Under the Shadow, an Iranian horror film released quietly in the U.S. in 2016, is low-key, creepy, and tantalizingly unresolved. Set in 1980’s Tehran during the Iran-Iraq war, writer-director Babak Anvari’s story of an evil djinn’s grip on a family works largely through the power of suggestion, with a few jump scares thrown in for effective variety.
In Under the Shadow, the tension of life during war-time plays out in the domestic sphere. The film’s primary focus is the rocky relationship between Shideh, portrayed by Narges Rashidi, and her young daughter Dorsa, played by Avin Manshadi. The djinn, if it exists, uses the sharp edges of their personalities to drive them ever further apart.
Neither Shideh nor Dorsa is particularly likeable, but they are thoroughly believable. Shideh is an educated, Westernized woman whose world is slowly sliding back into the dark ages. Already struggling with her mother’s recent death, her inability to return to medical school, and her conflicts with her daughter, she is faced with her husband being sent to the war zone even as the war is approaching their doorstep.
Shideh tries to ignore the seriousness of her deteriorating situation. She clings to the modern privileges of her Jane Fonda workouts and a VCR. She clings to the idea that her home is still safe. She is dismissive of her husband’s concerns, and is frequently annoyed with her daughter. And Dorsa is frequently an annoying child, stubborn, suspicious, and obviously more fond of her father than her mother. With him gone, there is no-one to ease the strain between the mother and daughter.
The idea of evil spirits worms its way into Shideh’s thinking when her daughter’s mute playmate gives the girl a charm to protect her from djinn, evil spirits who travel on the wind and steal away what you love. The thought is reinforced by their landlady’s gossip, prejudices, and superstitions, although Shideh scoffs at such primitive beliefs.

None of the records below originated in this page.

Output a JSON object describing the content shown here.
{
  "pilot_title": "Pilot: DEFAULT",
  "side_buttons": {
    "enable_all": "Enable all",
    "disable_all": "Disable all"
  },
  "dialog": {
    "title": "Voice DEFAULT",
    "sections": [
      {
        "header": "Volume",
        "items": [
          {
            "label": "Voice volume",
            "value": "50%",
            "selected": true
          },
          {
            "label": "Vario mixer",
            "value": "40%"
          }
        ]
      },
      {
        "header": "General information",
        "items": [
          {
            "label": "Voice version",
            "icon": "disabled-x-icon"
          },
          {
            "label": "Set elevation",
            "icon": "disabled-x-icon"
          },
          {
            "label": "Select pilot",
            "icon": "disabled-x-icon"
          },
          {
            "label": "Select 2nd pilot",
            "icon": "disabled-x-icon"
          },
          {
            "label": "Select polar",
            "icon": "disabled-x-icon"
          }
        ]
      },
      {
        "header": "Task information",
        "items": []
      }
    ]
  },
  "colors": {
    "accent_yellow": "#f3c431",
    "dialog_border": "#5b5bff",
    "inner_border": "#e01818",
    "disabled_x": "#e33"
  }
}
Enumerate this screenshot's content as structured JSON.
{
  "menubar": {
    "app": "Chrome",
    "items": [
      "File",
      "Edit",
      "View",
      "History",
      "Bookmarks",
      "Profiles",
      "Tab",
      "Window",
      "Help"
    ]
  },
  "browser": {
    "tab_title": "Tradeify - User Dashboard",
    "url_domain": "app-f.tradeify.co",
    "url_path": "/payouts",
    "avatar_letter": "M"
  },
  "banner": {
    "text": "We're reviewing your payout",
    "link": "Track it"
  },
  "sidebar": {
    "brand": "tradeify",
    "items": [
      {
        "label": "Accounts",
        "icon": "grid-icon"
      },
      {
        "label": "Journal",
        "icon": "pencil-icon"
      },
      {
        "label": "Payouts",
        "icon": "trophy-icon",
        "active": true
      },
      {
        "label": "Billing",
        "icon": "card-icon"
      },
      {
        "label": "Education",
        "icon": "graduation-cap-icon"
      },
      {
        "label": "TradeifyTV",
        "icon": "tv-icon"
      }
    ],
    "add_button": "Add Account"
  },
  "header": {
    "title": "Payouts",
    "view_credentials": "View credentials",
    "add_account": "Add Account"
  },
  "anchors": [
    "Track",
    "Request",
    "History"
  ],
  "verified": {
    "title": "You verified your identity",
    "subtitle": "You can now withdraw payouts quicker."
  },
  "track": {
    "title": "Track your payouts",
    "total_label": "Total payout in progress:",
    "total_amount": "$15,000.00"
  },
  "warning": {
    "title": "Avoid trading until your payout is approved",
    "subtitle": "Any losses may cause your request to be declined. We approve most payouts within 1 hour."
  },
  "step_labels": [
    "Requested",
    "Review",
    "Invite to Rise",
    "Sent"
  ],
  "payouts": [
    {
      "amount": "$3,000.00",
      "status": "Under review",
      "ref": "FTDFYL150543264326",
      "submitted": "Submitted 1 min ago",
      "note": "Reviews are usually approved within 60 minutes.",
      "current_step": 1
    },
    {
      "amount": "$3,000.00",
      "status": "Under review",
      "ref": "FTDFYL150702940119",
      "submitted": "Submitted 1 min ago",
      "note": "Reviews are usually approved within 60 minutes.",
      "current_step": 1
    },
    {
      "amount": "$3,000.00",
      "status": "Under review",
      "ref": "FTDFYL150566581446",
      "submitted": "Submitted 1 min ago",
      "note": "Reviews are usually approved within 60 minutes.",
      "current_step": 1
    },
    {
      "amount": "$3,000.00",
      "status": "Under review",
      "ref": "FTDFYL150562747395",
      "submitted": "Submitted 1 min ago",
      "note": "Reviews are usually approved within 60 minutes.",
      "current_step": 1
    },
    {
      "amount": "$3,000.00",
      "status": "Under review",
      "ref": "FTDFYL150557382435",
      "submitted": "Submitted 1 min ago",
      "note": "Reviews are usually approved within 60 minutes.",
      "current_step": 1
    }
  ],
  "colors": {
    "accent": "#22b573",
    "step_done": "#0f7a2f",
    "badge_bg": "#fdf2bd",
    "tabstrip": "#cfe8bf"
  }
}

But then the strangeness begins, with an unexploded bomb crashing through the roof of their small apartment building and triggering the death of the elderly man living on the top floor. Dorsa becomes convinced that her missing doll–a gift from her father– is in the ruined apartment. She develops a lingering fever that defies treatment. As the other families abandon the building to escape the ever-more-frequent bombings, Shideh uses the excuse of her daughter’s illness to remain behind, alone. She and her daughter rapidly descend into the grip of what may be a genuine haunting or a terrible folie à deux.
Much of Under the Shadow’s power is derived from the absence of anything solid to fear. Anvari is frugal with his depictions of the djinn. The spirit is all flapping fabric and half-seen figures, a gaping mouth and a panicked child’s voice. The growing threat to Shideh and Dorsa seems to come from within, as their interactions become increasingly ugly under the pressure of Dorsa’s inexplicable illness and Shideh’s maternal failings. At one point the tension drives Dorsa to physically attack her mother in a scene I found far more wrenching than the scenes of supernatural malice.
In the end, Under the Shadow is an intimate ghost story that reflects the oppression of beliefs, politics, and culture as much as the oppression of the supernatural. Anvari leaves many of the questions he introduces open-ended. He allows the film to keep its loose ends even as he offers a familiar-looking conclusion that in lesser hands would scream of a sequel–because in life, as in art, inescapable uncertainty can be the scariest part.